________________ CM . . . . Volume XIV Number 16 . . . . April 4, 2008


Death in the Air: His Second Case. (The Boy Sherlock Holmes).

Shane Peacock.
Toronto, ON: Tundra, 2008.
254 pp., hardcover, $21.99.
ISBN 978-0-88776-851-4.

Subject Headings:
Holmes, Sherlock (Fictitious character)-Juvenile fiction.

Grades 5-9 / Ages 10-14.

Review by David Ward.

**** /4

Reviewed from Advance Reading Copy.

The escapades of Sherlock Holmes have enamored readers since Sir Arthur Conan Doyle's originals in the late 1800's. The brilliance of Holmes's deductive powers coupled with the darkness of the 19th century underworld engendered a cult following readership. Shane Peacock's second novel of the young Sherlock is no less exciting or authentic than the first, Eye of the Crow. Chapter one sets the pace, introducing the reader again to the young detective and the familiar scene of a potential murder. This time, however, Peacock delves into the exhilarating world of the aerialists. When Monsieur Mercure falls to his seeming death, it is only Sherlock who notices the bars of the trapeze have been cut. Still grieving his mother's death and the ensuing emotional detachment from his father, Sherlock embraces the case and brings to bear all his blossoming investigative capacities. Once again, Malefactor, the burgeoning crime lord of London, plays a role not only in the solving of the mystery but also in the further development of the young Holmes. The interactions between these two characters are particularly enjoyable. 

On his way home, Sherlock rushes through Trafalgar Square, then speeds north on a wide, busy street past palatial steps that lead to the huge doors of a towering church. As he turns his head to glance at it, someone violently seizes him and pulls him into the mews across the street on the far side of St. Martin's ominous granite workhouse. Good and evil are often side by side in London.

"Master Holmes, I perceive."


The young leader is alone and smiling, his sunken eyes look sharp and mischievous. He clutches a newspaper in his hand, obviously amused at something. His slight Irish accent grows stronger when he's angry or excited. "Have you seen this?" he asks, his tongue darting in and out of his mouth like a reptile's. He is holding up The Illustrated Police News to display its headline: "Murder at the Palace?"

"I know it," answers the boy, trying to recover his equanimity without showing he ever lost it, fixing the disturbed collar on his frock coat.

"Care for a clue?" asks Malefactor pompously.

"I have several."


     With the help of The Sparrow, a young aerialist, and his apothecary friend, Dr. Bell, Sherlock leads Inspector Lestrade to the culprits' lair and to a wild conclusion. Again Peacock has remained true to the original spirit of the Holmes series. Sherlock's pervasive melancholy and his flirtatious relationship with the underworld of London create yet another authentic mystery. There are also some tremendous moments of fun such as when the ancient Dr. Bell teaches a young woman the martial arts using a skeleton in the laboratory of his apothecary as an adversary. The continuing gap between Sherlock's love interest, Irene, adds another significant dimension to an already layered story. Peacock has honored the essence of the original Holmes stories while contributing his own intuitive, exhilarating touches.

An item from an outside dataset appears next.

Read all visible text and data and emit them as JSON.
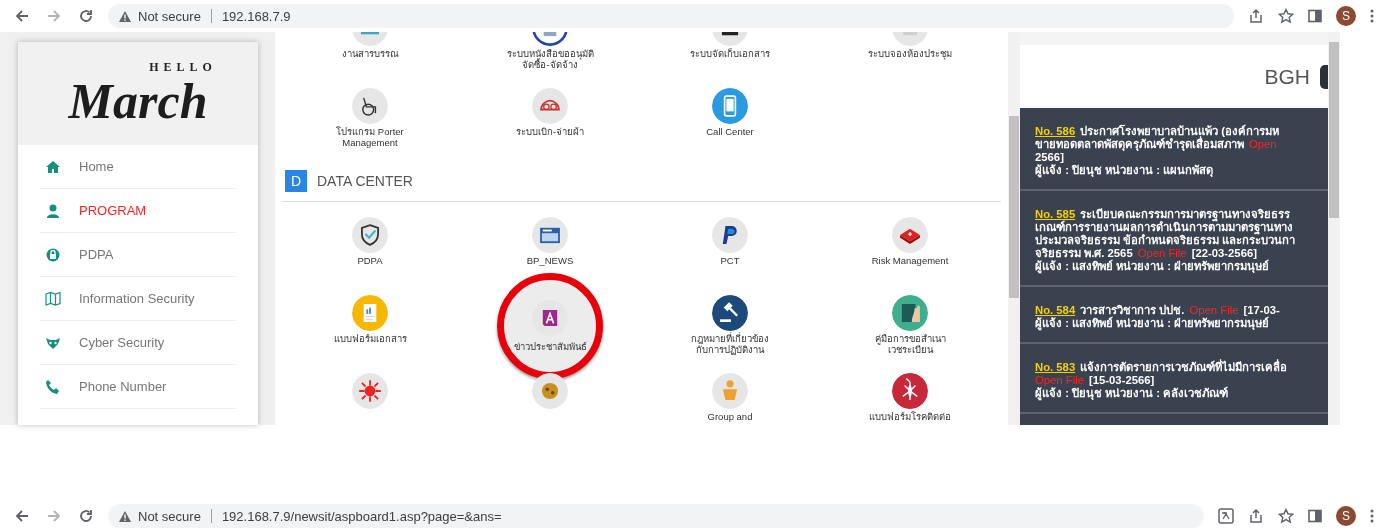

     This series would make an excellent resource for Language Arts teachers in grades 5-8, particularly so in the writer's workshop or mystery writing.

Highly Recommended.

David Ward is a children's author and children's literature instructor at the University of British Columbia.

To comment on this title or this review, send mail to cm@umanitoba.ca.

Copyright the Manitoba Library Association. Reproduction for personal use is permitted only if this copyright notice is maintained. Any other reproduction is prohibited without permission.

Published by
The Manitoba Library Association
ISSN 1201-9364
Hosted by the University of Manitoba.